2 of 2 people found the following review helpful
A 'must have' book if you want to design a guitar amp,
This review is from: Designing Tube Preamps for Guitar and Bass (Hardcover)
The book says it is not intended for the beginner so for the record, I've been a professional audio electronics designer (solid state) in the past and have a degree in electronics. Valves were not covered.
The author says he has omitted derivation of formula etc. and this "will irritate electronics graduates" but so far I have not found anything to irritate me in this book. The style is easy to read and the information you get is great. You get what you need without too much theoretical complexity. Anyone with a basic electronics knowledge should be OK. I read it end to end hooked like a good novel.

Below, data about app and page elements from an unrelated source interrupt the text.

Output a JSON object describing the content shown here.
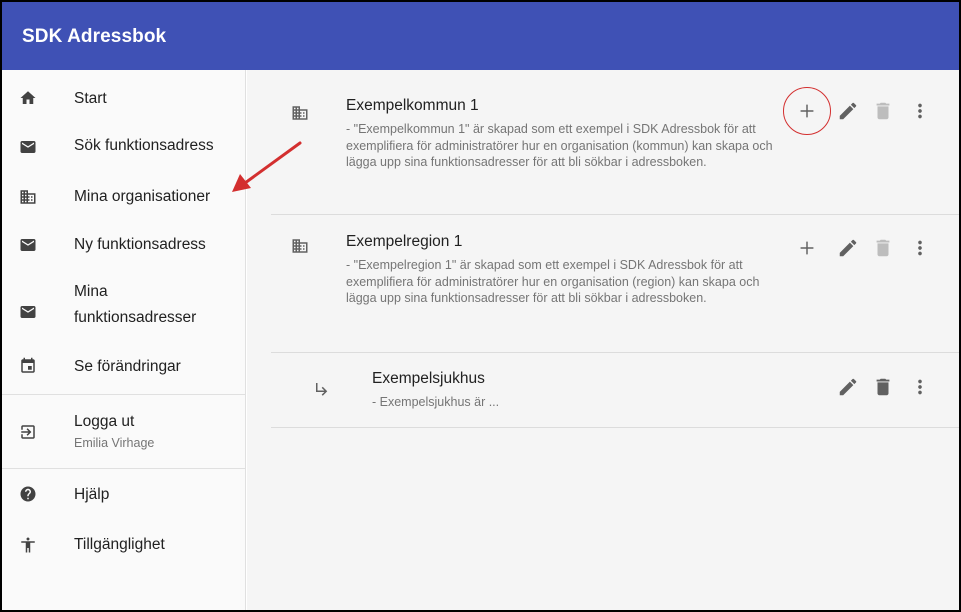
{
  "app": {
    "title": "SDK Adressbok"
  },
  "sidebar": {
    "items": [
      {
        "label": "Start",
        "icon": "home-icon"
      },
      {
        "label": "Sök funktionsadress",
        "icon": "mail-icon"
      },
      {
        "label": "Mina organisationer",
        "icon": "building-icon"
      },
      {
        "label": "Ny funktionsadress",
        "icon": "mail-icon"
      },
      {
        "label": "Mina funktionsadresser",
        "icon": "mail-icon"
      },
      {
        "label": "Se förändringar",
        "icon": "calendar-icon"
      },
      {
        "label": "Logga ut",
        "sublabel": "Emilia Virhage",
        "icon": "logout-icon"
      },
      {
        "label": "Hjälp",
        "icon": "help-icon"
      },
      {
        "label": "Tillgänglighet",
        "icon": "accessibility-icon"
      }
    ]
  },
  "organisations": [
    {
      "name": "Exempelkommun 1",
      "description": " - \"Exempelkommun 1\" är skapad som ett exempel i SDK Adressbok för att exemplifiera för administratörer hur en organisation (kommun) kan skapa och lägga upp sina funktionsadresser för att bli sökbar i adressboken.",
      "icon": "building-icon",
      "actions": [
        "add-icon",
        "edit-icon",
        "delete-icon",
        "more-icon"
      ]
    },
    {
      "name": "Exempelregion 1",
      "description": " - \"Exempelregion 1\" är skapad som ett exempel i SDK Adressbok för att exemplifiera för administratörer hur en organisation (region) kan skapa och lägga upp sina funktionsadresser för att bli sökbar i adressboken.",
      "icon": "building-icon",
      "actions": [
        "add-icon",
        "edit-icon",
        "delete-icon",
        "more-icon"
      ]
    },
    {
      "name": "Exempelsjukhus",
      "description": " - Exempelsjukhus är ...",
      "icon": "subdirectory-arrow-icon",
      "actions": [
        "edit-icon",
        "delete-icon",
        "more-icon"
      ]
    }
  ],
  "colors": {
    "appbar": "#3f51b5",
    "annotation": "#d32f2f",
    "icon_active": "#616161",
    "icon_disabled": "#bdbdbd"
  }
}
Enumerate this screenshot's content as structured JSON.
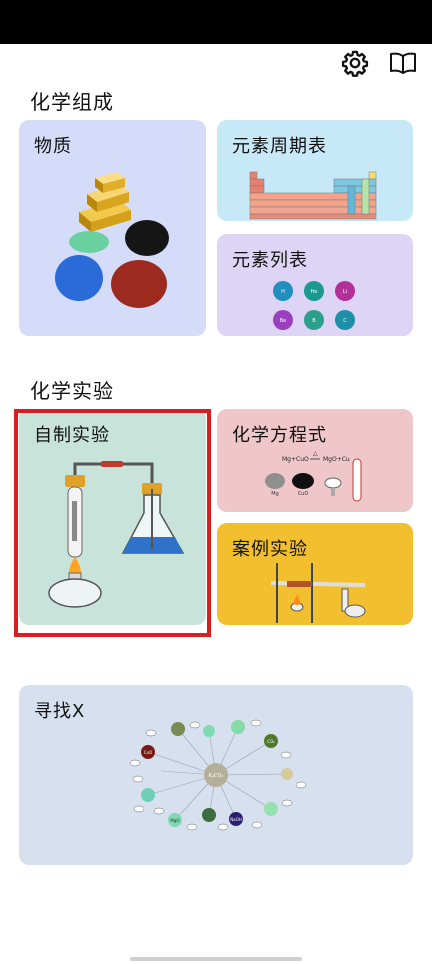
{
  "header": {
    "settings_icon": "gear-icon",
    "book_icon": "open-book-icon"
  },
  "sections": {
    "composition_title": "化学组成",
    "experiments_title": "化学实验"
  },
  "cards": {
    "substance": "物质",
    "periodic_table": "元素周期表",
    "element_list": "元素列表",
    "custom_experiment": "自制实验",
    "equation": "化学方程式",
    "case_experiment": "案例实验",
    "find_x": "寻找X"
  },
  "element_list_art": {
    "row1": [
      "H",
      "He",
      "Li"
    ],
    "row2": [
      "Be",
      "B",
      "C"
    ]
  },
  "equation_art": {
    "equation": "Mg+CuO",
    "arrow_condition": "△",
    "products": "MgO+Cu",
    "label_mg": "Mg",
    "label_cuo": "CuO"
  },
  "find_x_art": {
    "center": "K₂CO₃",
    "co2": "CO₂",
    "cuo": "CuO",
    "mgo": "MgO",
    "naoh": "NaOH"
  },
  "colors": {
    "substance_bg": "#d4dcfa",
    "periodic_bg": "#c7e8f7",
    "element_list_bg": "#ddd4f6",
    "custom_bg": "#c8e3da",
    "equation_bg": "#efc7cb",
    "case_bg": "#f2c02f",
    "findx_bg": "#d6e0ef",
    "highlight": "#d81e1e"
  }
}
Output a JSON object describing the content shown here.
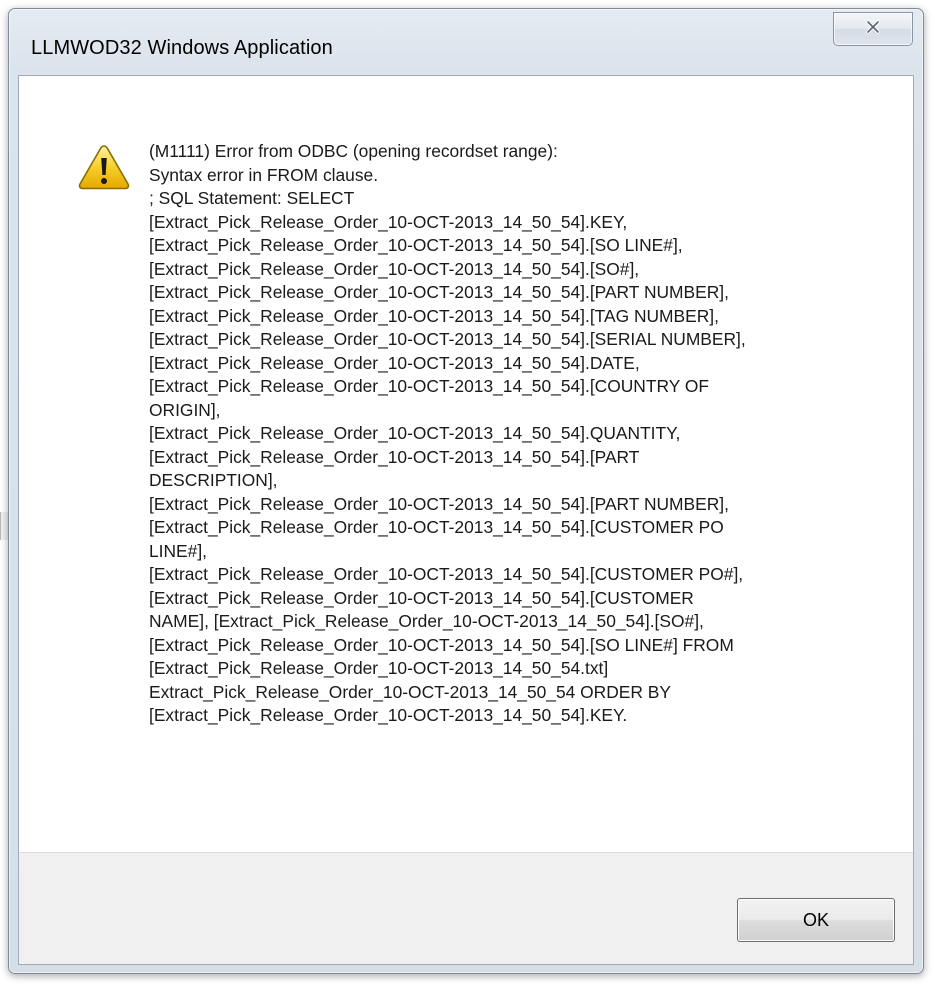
{
  "window": {
    "title": "LLMWOD32 Windows Application"
  },
  "icons": {
    "warning": "warning-triangle-icon",
    "close": "close-x-icon"
  },
  "message": {
    "text": "(M1111) Error from ODBC (opening recordset range):\nSyntax error in FROM clause.\n; SQL Statement: SELECT\n[Extract_Pick_Release_Order_10-OCT-2013_14_50_54].KEY,\n[Extract_Pick_Release_Order_10-OCT-2013_14_50_54].[SO LINE#],\n[Extract_Pick_Release_Order_10-OCT-2013_14_50_54].[SO#],\n[Extract_Pick_Release_Order_10-OCT-2013_14_50_54].[PART NUMBER],\n[Extract_Pick_Release_Order_10-OCT-2013_14_50_54].[TAG NUMBER],\n[Extract_Pick_Release_Order_10-OCT-2013_14_50_54].[SERIAL NUMBER],\n[Extract_Pick_Release_Order_10-OCT-2013_14_50_54].DATE,\n[Extract_Pick_Release_Order_10-OCT-2013_14_50_54].[COUNTRY OF\nORIGIN],\n[Extract_Pick_Release_Order_10-OCT-2013_14_50_54].QUANTITY,\n[Extract_Pick_Release_Order_10-OCT-2013_14_50_54].[PART\nDESCRIPTION],\n[Extract_Pick_Release_Order_10-OCT-2013_14_50_54].[PART NUMBER],\n[Extract_Pick_Release_Order_10-OCT-2013_14_50_54].[CUSTOMER PO\nLINE#],\n[Extract_Pick_Release_Order_10-OCT-2013_14_50_54].[CUSTOMER PO#],\n[Extract_Pick_Release_Order_10-OCT-2013_14_50_54].[CUSTOMER\nNAME], [Extract_Pick_Release_Order_10-OCT-2013_14_50_54].[SO#],\n[Extract_Pick_Release_Order_10-OCT-2013_14_50_54].[SO LINE#] FROM\n[Extract_Pick_Release_Order_10-OCT-2013_14_50_54.txt]\nExtract_Pick_Release_Order_10-OCT-2013_14_50_54 ORDER BY\n[Extract_Pick_Release_Order_10-OCT-2013_14_50_54].KEY."
  },
  "buttons": {
    "ok_label": "OK"
  },
  "colors": {
    "title_bar": "#dbe3ec",
    "button_bar": "#f0f0f0",
    "warning_fill": "#f5c518",
    "warning_border": "#8a6d00"
  }
}
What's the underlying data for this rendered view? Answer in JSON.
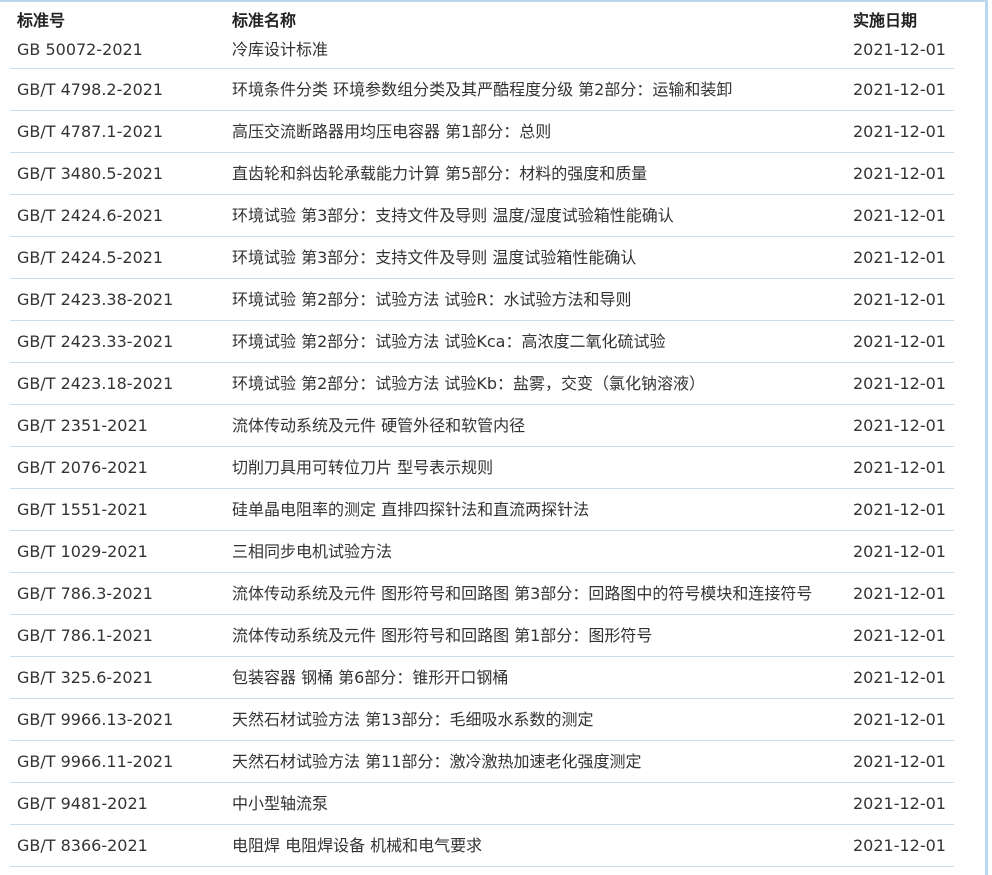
{
  "headers": {
    "code": "标准号",
    "name": "标准名称",
    "date": "实施日期"
  },
  "rows": [
    {
      "code": "GB 50072-2021",
      "name": "冷库设计标准",
      "date": "2021-12-01"
    },
    {
      "code": "GB/T 4798.2-2021",
      "name": "环境条件分类 环境参数组分类及其严酷程度分级 第2部分：运输和装卸",
      "date": "2021-12-01"
    },
    {
      "code": "GB/T 4787.1-2021",
      "name": "高压交流断路器用均压电容器 第1部分：总则",
      "date": "2021-12-01"
    },
    {
      "code": "GB/T 3480.5-2021",
      "name": "直齿轮和斜齿轮承载能力计算 第5部分：材料的强度和质量",
      "date": "2021-12-01"
    },
    {
      "code": "GB/T 2424.6-2021",
      "name": "环境试验 第3部分：支持文件及导则 温度/湿度试验箱性能确认",
      "date": "2021-12-01"
    },
    {
      "code": "GB/T 2424.5-2021",
      "name": "环境试验 第3部分：支持文件及导则 温度试验箱性能确认",
      "date": "2021-12-01"
    },
    {
      "code": "GB/T 2423.38-2021",
      "name": "环境试验 第2部分：试验方法 试验R：水试验方法和导则",
      "date": "2021-12-01"
    },
    {
      "code": "GB/T 2423.33-2021",
      "name": "环境试验 第2部分：试验方法 试验Kca：高浓度二氧化硫试验",
      "date": "2021-12-01"
    },
    {
      "code": "GB/T 2423.18-2021",
      "name": "环境试验 第2部分：试验方法 试验Kb：盐雾，交变（氯化钠溶液）",
      "date": "2021-12-01"
    },
    {
      "code": "GB/T 2351-2021",
      "name": "流体传动系统及元件 硬管外径和软管内径",
      "date": "2021-12-01"
    },
    {
      "code": "GB/T 2076-2021",
      "name": "切削刀具用可转位刀片 型号表示规则",
      "date": "2021-12-01"
    },
    {
      "code": "GB/T 1551-2021",
      "name": "硅单晶电阻率的测定 直排四探针法和直流两探针法",
      "date": "2021-12-01"
    },
    {
      "code": "GB/T 1029-2021",
      "name": "三相同步电机试验方法",
      "date": "2021-12-01"
    },
    {
      "code": "GB/T 786.3-2021",
      "name": "流体传动系统及元件 图形符号和回路图 第3部分：回路图中的符号模块和连接符号",
      "date": "2021-12-01"
    },
    {
      "code": "GB/T 786.1-2021",
      "name": "流体传动系统及元件 图形符号和回路图 第1部分：图形符号",
      "date": "2021-12-01"
    },
    {
      "code": "GB/T 325.6-2021",
      "name": "包装容器 钢桶 第6部分：锥形开口钢桶",
      "date": "2021-12-01"
    },
    {
      "code": "GB/T 9966.13-2021",
      "name": "天然石材试验方法 第13部分：毛细吸水系数的测定",
      "date": "2021-12-01"
    },
    {
      "code": "GB/T 9966.11-2021",
      "name": "天然石材试验方法 第11部分：激冷激热加速老化强度测定",
      "date": "2021-12-01"
    },
    {
      "code": "GB/T 9481-2021",
      "name": "中小型轴流泵",
      "date": "2021-12-01"
    },
    {
      "code": "GB/T 8366-2021",
      "name": "电阻焊 电阻焊设备 机械和电气要求",
      "date": "2021-12-01"
    }
  ]
}
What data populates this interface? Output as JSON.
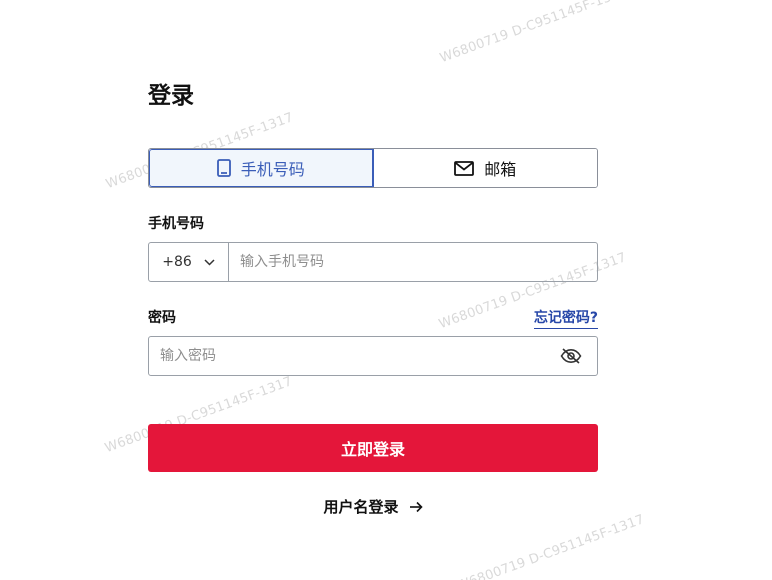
{
  "watermark": "W6800719 D-C951145F-1317",
  "login": {
    "title": "登录",
    "tabs": [
      {
        "label": "手机号码",
        "icon": "phone-icon",
        "active": true
      },
      {
        "label": "邮箱",
        "icon": "mail-icon",
        "active": false
      }
    ],
    "phone": {
      "label": "手机号码",
      "country_code": "+86",
      "placeholder": "输入手机号码",
      "value": ""
    },
    "password": {
      "label": "密码",
      "placeholder": "输入密码",
      "value": "",
      "forgot_label": "忘记密码?",
      "visibility_icon": "eye-off-icon"
    },
    "submit_label": "立即登录",
    "alt_login_label": "用户名登录",
    "alt_login_icon": "arrow-right-icon"
  },
  "colors": {
    "primary": "#e4163a",
    "tab_active_text": "#3a5db8",
    "tab_active_bg": "#f1f6fc",
    "link": "#2747a8"
  }
}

The level of maths is as much as is needed to design the circuits and by no means heavy. By design I mean have some idea of how it will sound before it is plugged in rather than copy an existing design not really understanding how it works and then blindly fiddle with components which seems the method preferred by some other authors.
Getting your sums right is mostly missing in other guitar amplifier `design' books I have read. I'm not saying don't read these other books as there have been many happy accidents in designing guitar amplifiers but it is nice to understand why doing X will result in a Y. If you do find a particular change has a beneficial result you can reverse engineer it and find out why.
Unlike many audio books where all you have is the authors say-so that they are right and the rest of the world is wrong, there are, to pick a non-random example many references to Langford-Smith's book. There is much misinformation on audio and valve amps about. This book has solid foundations and references. Many thanks!
Books on hi-fi valve amplifiers will tell you how to, for example, bias a stage for minimum distortion. This is fine but a guitar amp is all about distortion. If it was not we (well I at least) would use transistors. This book fills that missing gap. For example it has oscilloscope screen shots to show you what the effect of e.g. overdriving a cathodyne phase inverter is. So instructive.
There is a super section (22 pages) on cascode. Much better than the others I have read which always concentrate on the ECC88 (which was designed for this) and a quick blast about the Miller effect. I have to now try an ECC82 stage.
I've got the power supply book by Mr. Blencowe on order and just hope it is as good.